What is GraphQL

A Spec that describes a declarative query language that your client can use to ask an API for the exact data they need. and it’s done by creating a strongly typed schema for your API.

It provides ultimate flexibility in how your API can resolve data and client queries validated against your schema.

The Problems that are solved by GraphQL for An API Developer at the Server Side Are :

The GraphQL Solving the following problems :

What Is Over-Fetching :

In REST API unlike GraphQL We have to pass the GET request to multiple endpoints to get the data that we need. and it’s a fixed data structure that returns more files of data than the data that we exactly need.

Source –

As you can see above to fetch the user’s Id and User post and followers of that particular user we have to reach multiple endpoints to get the required data and we are facing the issue of over-fetching by receiving data that we do not even need.

Source –

with GraphQL since it’s a single endpoint we can retrieve the exact data that we need. That is why GraphQL is very effective when fetching data. Notice that even though the structure of the data has more fields its will only return according to the query request from a client-side.


Under-Fetching generally means that the specific endpoint didn’t provide the sufficient data that we need and again we have to reach out to more endpoints in order to get the required data.

Various Building Blocks that we should know in order to develop a GraphQL API

As I mentioned earlier it’s a strongly typed language and it is important to define the data type for each field.

A Query type on a schema that defines operations where clients can perform to access data that resembles the shape of the other type in schema. and it defines how clients can access data.

It is a function that is responsible for returning values for fields that exist on types in a scheme. and resolvers execution depends on the incoming client query.

A Mutation is used to Create, Delete, and Modify the data.

It combines more than one API to compose it in a single GraphQL Umbrella.

A schema that contains a type definition, resolvers, query definition, and mutation definition.

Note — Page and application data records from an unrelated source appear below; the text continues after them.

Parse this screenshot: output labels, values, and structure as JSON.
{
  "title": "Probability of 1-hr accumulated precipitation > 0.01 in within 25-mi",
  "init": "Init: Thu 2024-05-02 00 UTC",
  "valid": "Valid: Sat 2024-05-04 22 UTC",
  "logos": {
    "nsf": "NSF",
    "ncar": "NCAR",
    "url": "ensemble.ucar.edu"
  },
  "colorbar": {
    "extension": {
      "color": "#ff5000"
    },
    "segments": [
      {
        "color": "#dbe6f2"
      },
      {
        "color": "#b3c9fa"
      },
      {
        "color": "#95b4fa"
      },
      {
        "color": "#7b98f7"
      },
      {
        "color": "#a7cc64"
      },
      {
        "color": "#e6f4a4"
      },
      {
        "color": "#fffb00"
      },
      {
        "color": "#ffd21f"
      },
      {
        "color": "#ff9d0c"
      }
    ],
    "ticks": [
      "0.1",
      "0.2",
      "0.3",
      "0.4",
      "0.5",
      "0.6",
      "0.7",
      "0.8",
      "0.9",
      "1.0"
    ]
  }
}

A scheme is defined using Schema Definition Language (SDL). And programmatically creating a schema using language construct.

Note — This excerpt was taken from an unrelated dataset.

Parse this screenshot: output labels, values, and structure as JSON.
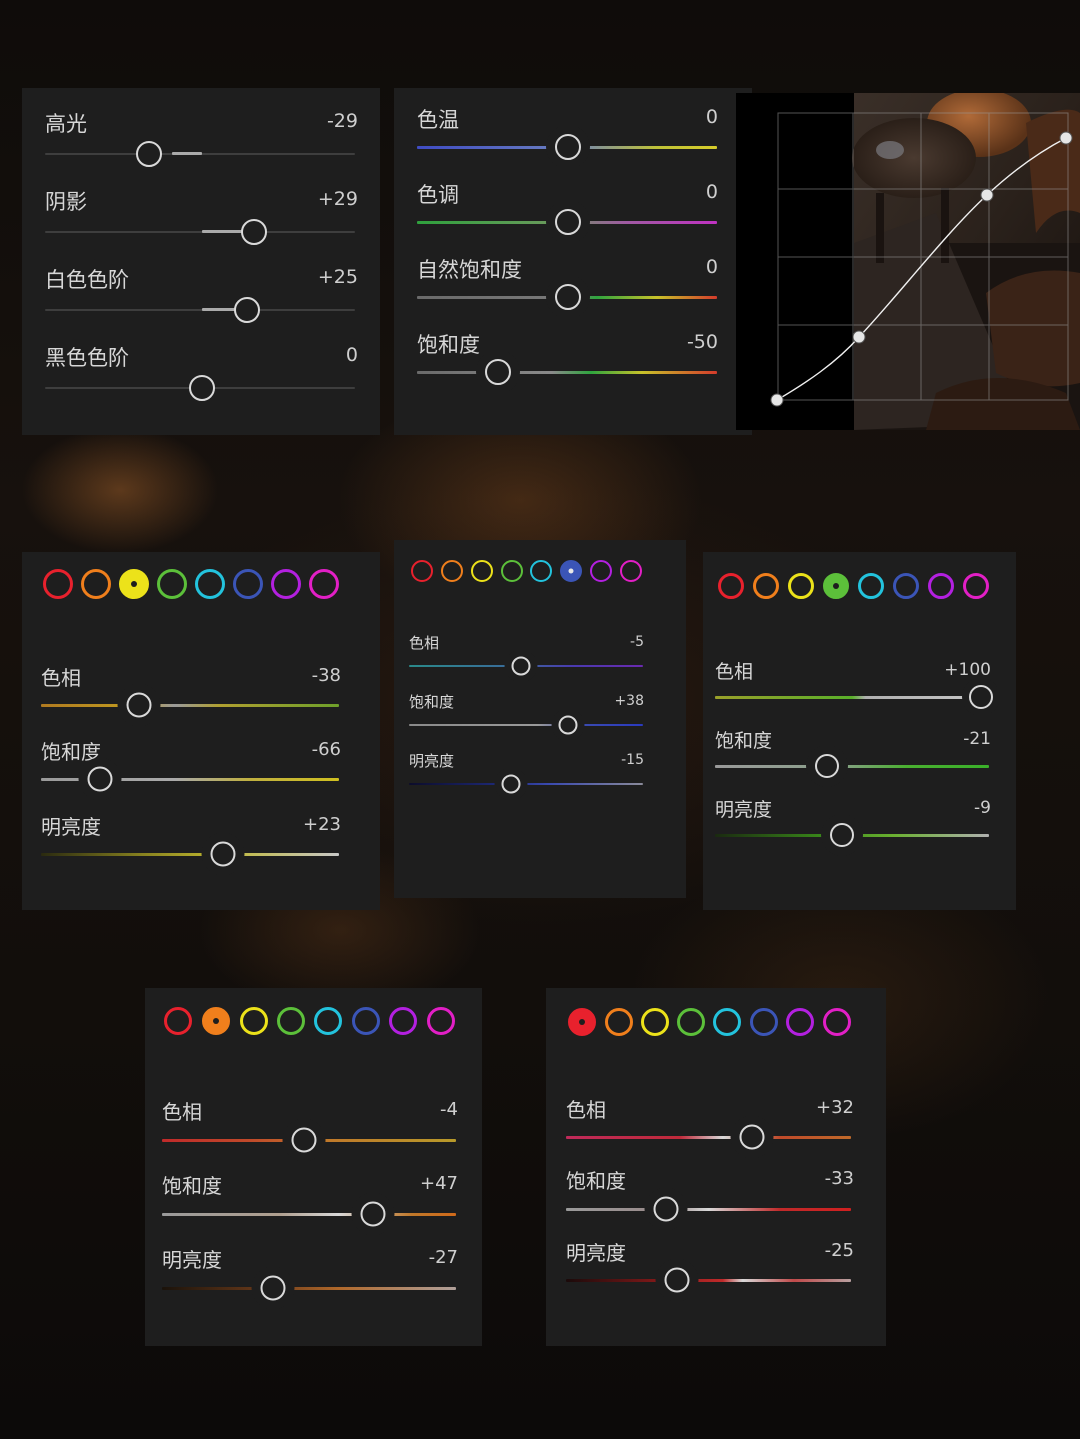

Where does the GraphQL Fit in :

Introduction to Apollo Server

Apollo Server is an open-source tool that allows connecting with any kind of GraphQL client to develop GraphQL API. and its self-documented which means it provides basic information about schema types and fields suggestions which is very helpful while developing queries for a client including Apollo Client.

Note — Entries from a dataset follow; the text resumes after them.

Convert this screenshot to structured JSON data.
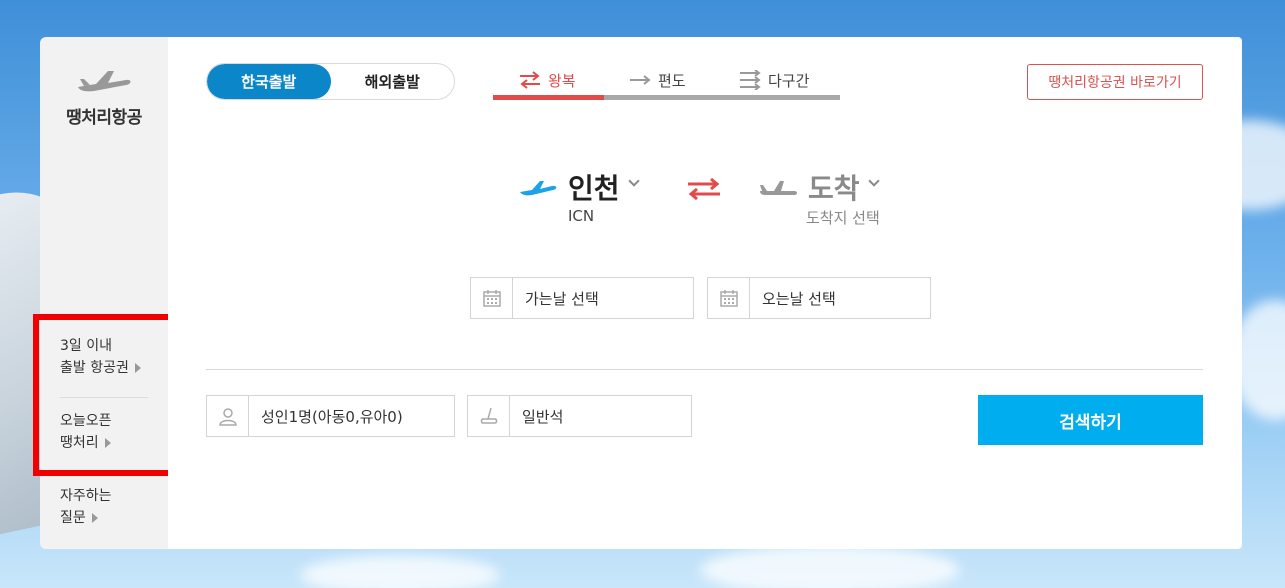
{
  "brand": {
    "name": "땡처리항공"
  },
  "sidebar": {
    "items": [
      {
        "line1": "3일 이내",
        "line2": "출발 항공권"
      },
      {
        "line1": "오늘오픈",
        "line2": "땡처리"
      },
      {
        "line1": "자주하는",
        "line2": "질문"
      }
    ]
  },
  "origin_toggle": {
    "domestic": "한국출발",
    "overseas": "해외출발",
    "selected": "domestic"
  },
  "trip_tabs": {
    "items": [
      {
        "label": "왕복",
        "icon": "round-trip-icon",
        "active": true
      },
      {
        "label": "편도",
        "icon": "one-way-icon",
        "active": false
      },
      {
        "label": "다구간",
        "icon": "multi-city-icon",
        "active": false
      }
    ]
  },
  "shortcut": {
    "label": "땡처리항공권 바로가기"
  },
  "route": {
    "departure": {
      "city": "인천",
      "code": "ICN"
    },
    "arrival": {
      "city": "도착",
      "code": "도착지 선택"
    }
  },
  "dates": {
    "depart_placeholder": "가는날 선택",
    "return_placeholder": "오는날 선택"
  },
  "passengers": {
    "label": "성인1명(아동0,유아0)"
  },
  "cabin": {
    "label": "일반석"
  },
  "search": {
    "label": "검색하기"
  },
  "colors": {
    "accent_blue": "#0b86c8",
    "search_blue": "#00aeef",
    "accent_red": "#e34b4b",
    "highlight_red": "#f00000"
  }
}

We can use Apollo Server as :

Enough for theory let’s get our hands dirty with implementing it.

Environment Setup

To create a GraphQL API with apollo server we need to install the required packages from npm follow the steps given below

After that create a javascript file and import the GrapgQL package called “graphql-tag” and “ApolloServer” from the apollo-server package. and define a typedef and the query and types. as shown below

Not that all the types and queries must be enclosed within the template literals followed by the graphql-tag.

The next step is to create resolvers for the query. and the query field name should be the same as the query field name. and it should return the object of data requested from the query.

After that, we have to pass the type definition and resolver to the ApolloServer as a parameter and then provide a specific port to listen.

Now run the js file and you should see the apollo server on the browser and then we can perform the query request as a client to get a required data

once you execute it successfully you will be seeing the page as shown in the above image You should click Query your server button and then you will be redirected to the apollo server studio where you can play around with your GraphQL API.

As you can see you can retrieve specific data that we need.